Wednesday, 29 March 2017
Three or four times?
Earlier this month, the Federal Reserve raised its short-term interest rate for the second time in almost a decade. The move was widely anticipated by investors, which reached to the conclusion due to several factors, including upbeat labor market conditions, inflation data and a recent change in Fed Chair Janet Yellen’s rhetoric.
That’s right. The Fed Chief has modified her approach to monetary policy normalization over the last few months, a sudden hawkish change that investors just couldn’t let pass. However, the latest FOMC statement and remarks from Yellen were seen as less hawkish than expected.
Once again, investors have started to wonder whether the Federal Reserve will move forward with other benchmark rates increases this year or rather wait for further economic reports as the Trump administration continues to settle in (together with its political agenda)
“If things really take off, if we get continued strong growth and if underlying inflation really picks up, we could get four [rate increases] this year,” said Chicago Fed President Charles Evans in an interview with Bloomberg TV on Monday.
Evans also explained that there is no strong case so far to consider four rate hikes. Inflation and other indicators would have to (of course) back such decision.
"If I thought that I was inclined to four rate hikes for 2017 I would presumably be seeing a much stronger lift in inflation, I think it would be accompanied by a meaningful increase in long term inflation expectations."
And that’s the big question, not if there will be more rate hikes this year, but how many of them. Before the March meeting, investors were only weighing in two rate hikes for this year, one in June and another one in December. The March hike was a game changer.
Conservative analysts believe three rate hikes is the way to go, with March, June and December as tentative dates. An increasing number of traders, and not only traders, think there could be more than three rate moves later this year, especially due to speculation on Trump policies.

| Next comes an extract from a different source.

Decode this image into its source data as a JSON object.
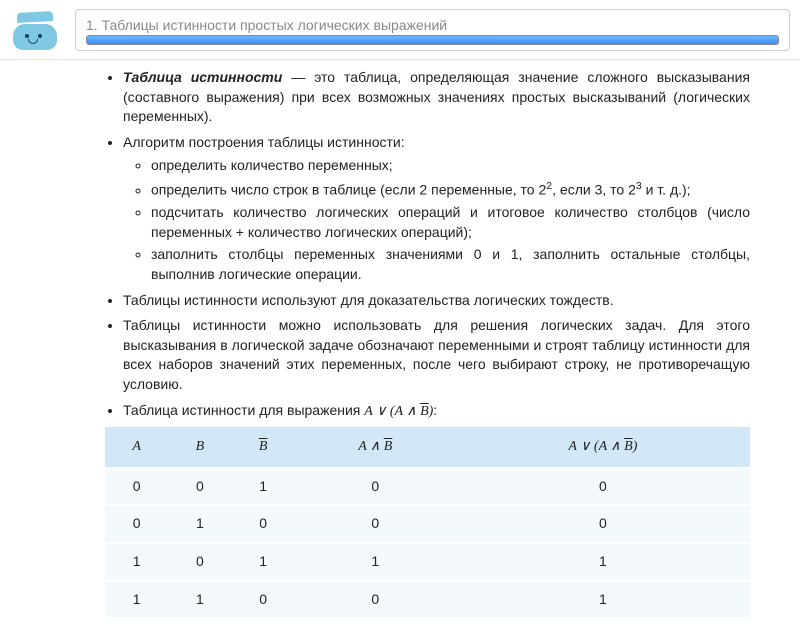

US stock markets have been growing consistently since November elections based on expectations that a Trump government will promote solid economic growth by rising fiscal spending, lowering business taxes and deregulating key industries.
In order to answer our main question, we may have to keep our eyes wide open and carefully follow key Fed indicators, such as employment data and CPI reports.